Periodic Table: Trends in the Properties of the Elements
Published Online: 15 MAR 2006
Copyright © 2006 John Wiley & Sons, Ltd
Encyclopedia of Inorganic Chemistry
How to Cite
Wulfsberg, G. P. 2006. Periodic Table: Trends in the Properties of the Elements. Encyclopedia of Inorganic Chemistry. .
- Published Online: 15 MAR 2006
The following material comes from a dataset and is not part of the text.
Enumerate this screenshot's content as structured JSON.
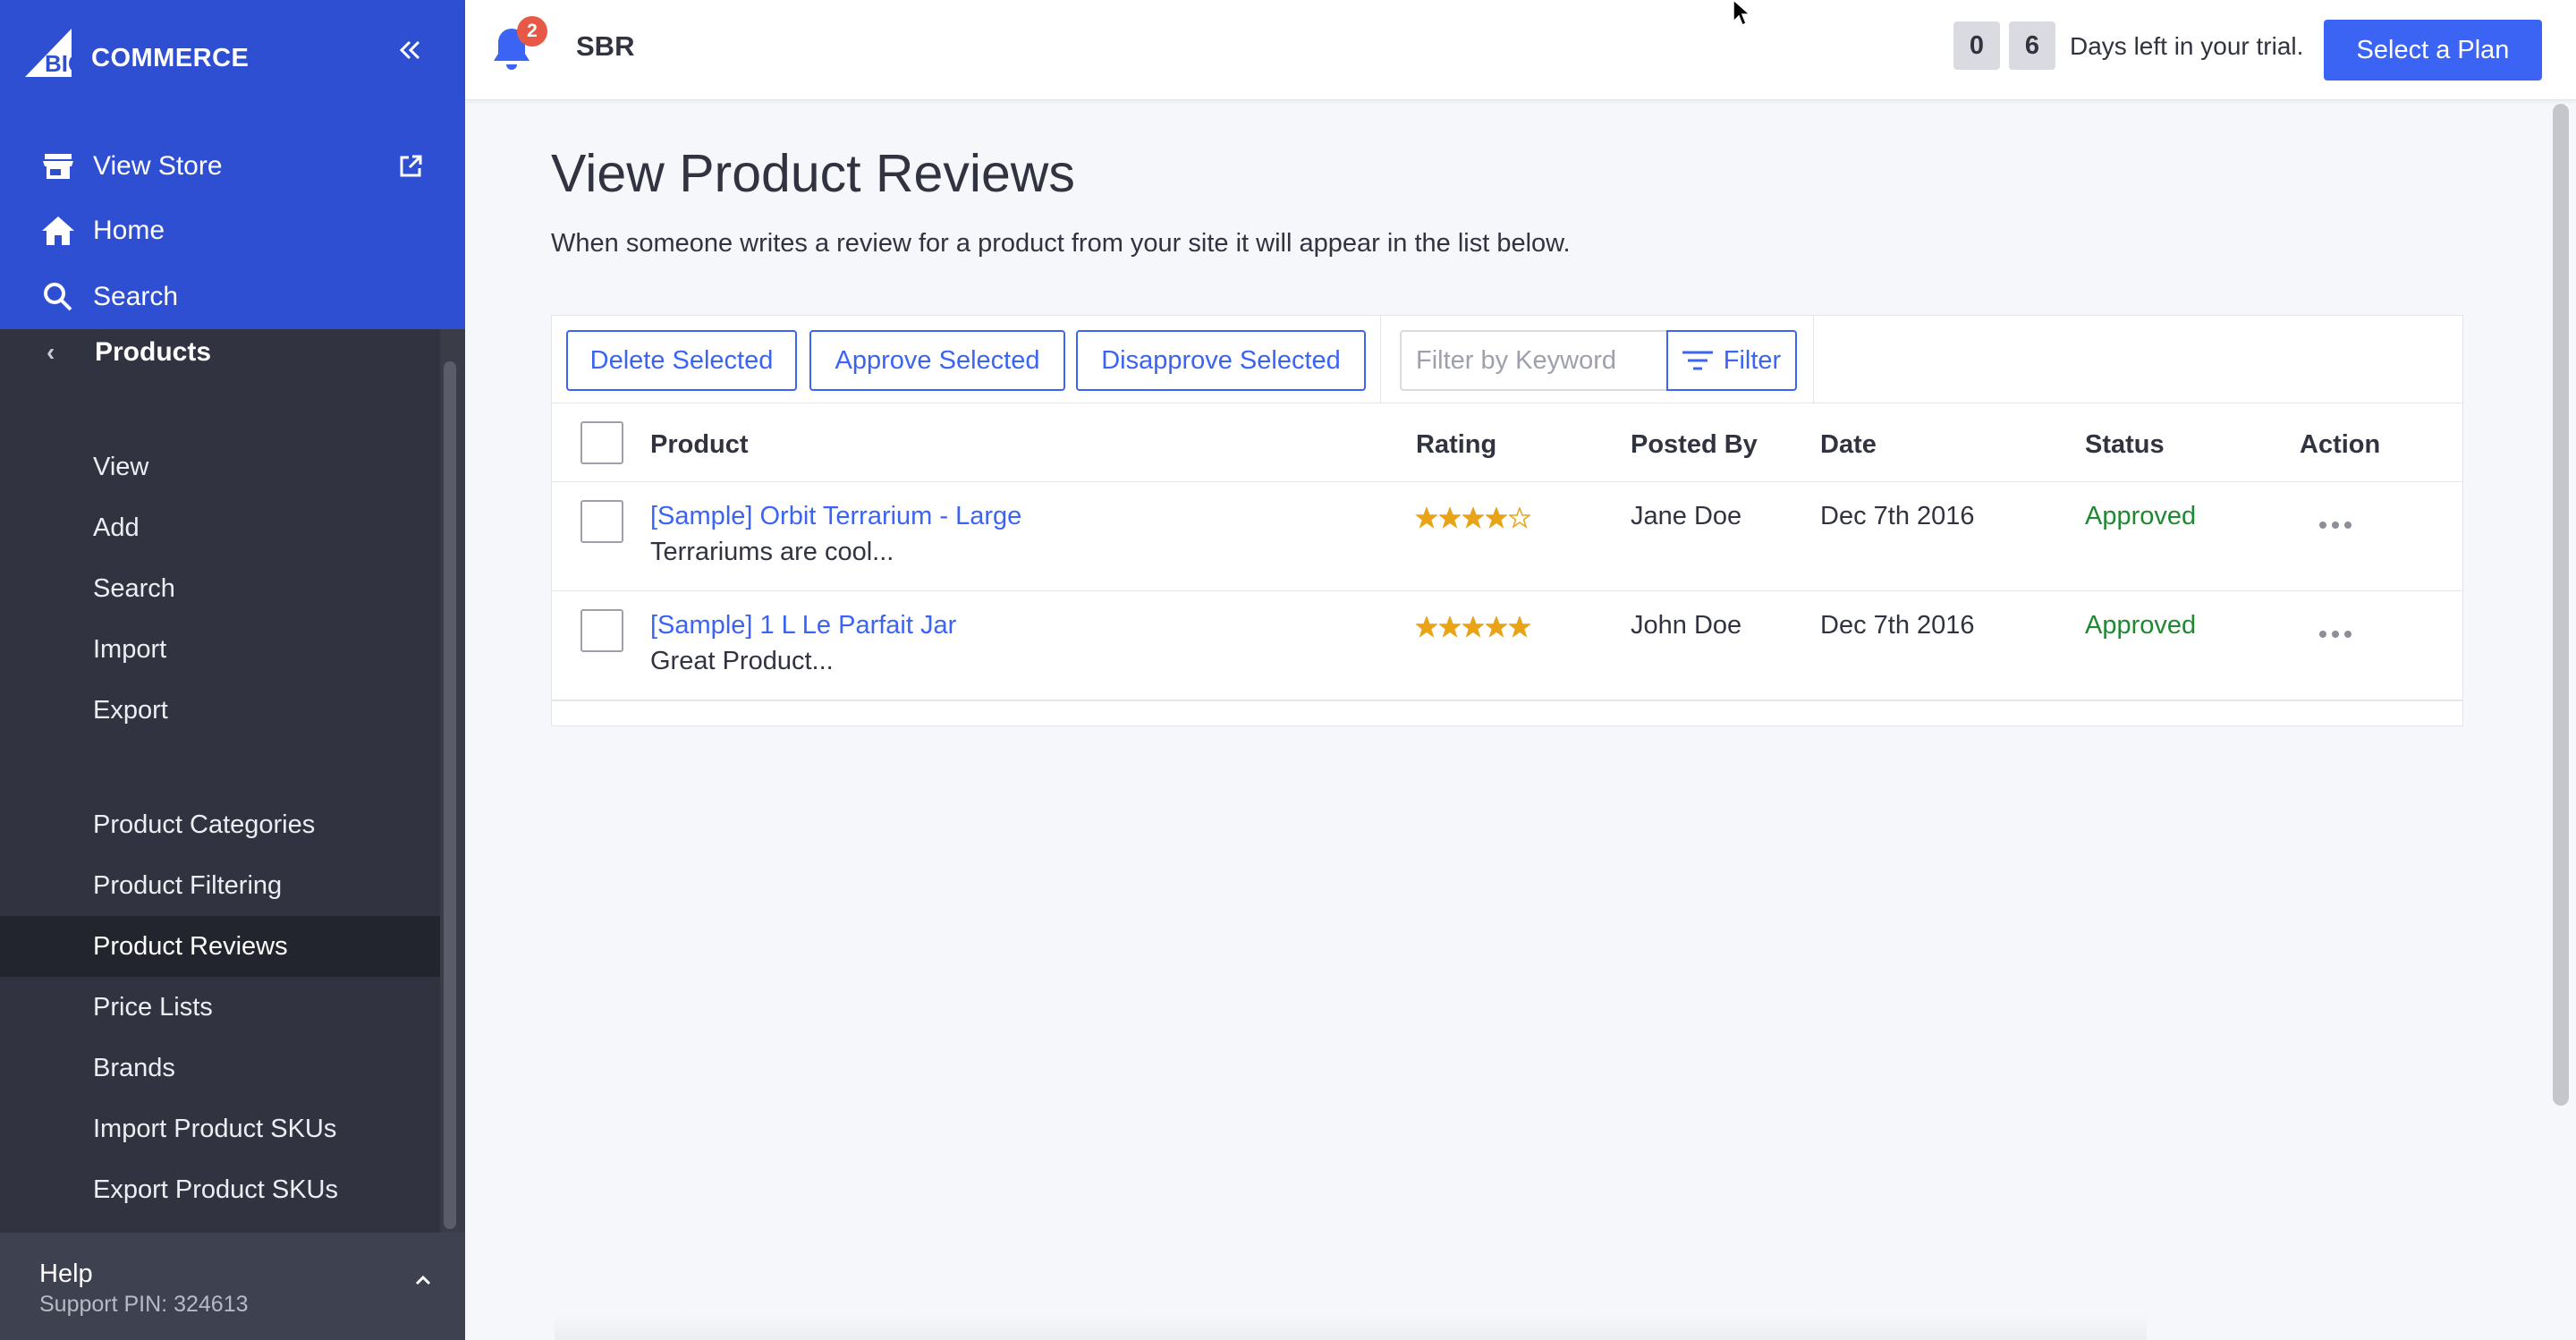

The article gives examples of trends in properties of the elements, their ions, and their compounds, which can usefully be examined from the perspective of the periodic table as a whole, rather than by looking at one group of elements (or even individual elements) at a time. The properties discussed are those of great interest not only to inorganic chemists but also to research workers in allied fields, such as the other branches of chemistry, medicinal chemistry, environmental science, agricultural and geochemistry, industrial chemistry and safety, metallurgy, materials science, and surface chemistry. These trends can be organized, explained, and predicted on the basis of a small set of parameters of the elements and their ions, most notably the sizes of the ions, their charges (or oxidation numbers), and the Pauling electronegativities of the elements. Trends are emphasized in acid–base reactivity, precipitation and solubility trends, coordination chemistry, oxidation–reduction chemistry, and physical properties of the elements and their compounds. Much acid–base and precipitation chemistry can be predicted after calculating the pKa values of cations and the pKb values of anions, or simply predicting to which of the six acidity and basicity categories an ion belongs. Generally very useful in coordination chemistry are the chelate and macrocyclic effects and the Hard–Soft Acid–Base (HSAB) Principle. Oxidation–reduction chemistry of the elements can be summarized graphically in the form of Pourbaix diagrams or by redox predominance diagrams where the pH is set at the standard pH value of zero. Among physical properties, perhaps the most important for applications in materials science is whether a compound that might be synthesized is a solid with an extended structure; methods are given for predicting this on the basis of the radius ratios of the cations and anions (at least formally) contained in the compound. One physical property, metallic conduction, is discussed in further detail. As an example of chemical properties, trends in the acidity and basicity of oxides of the elements are discussed.
- periodic trends;
- metallic properties;
- Pourbaix diagrams;
- coordination number;
- oxo anions;
- Slater's rules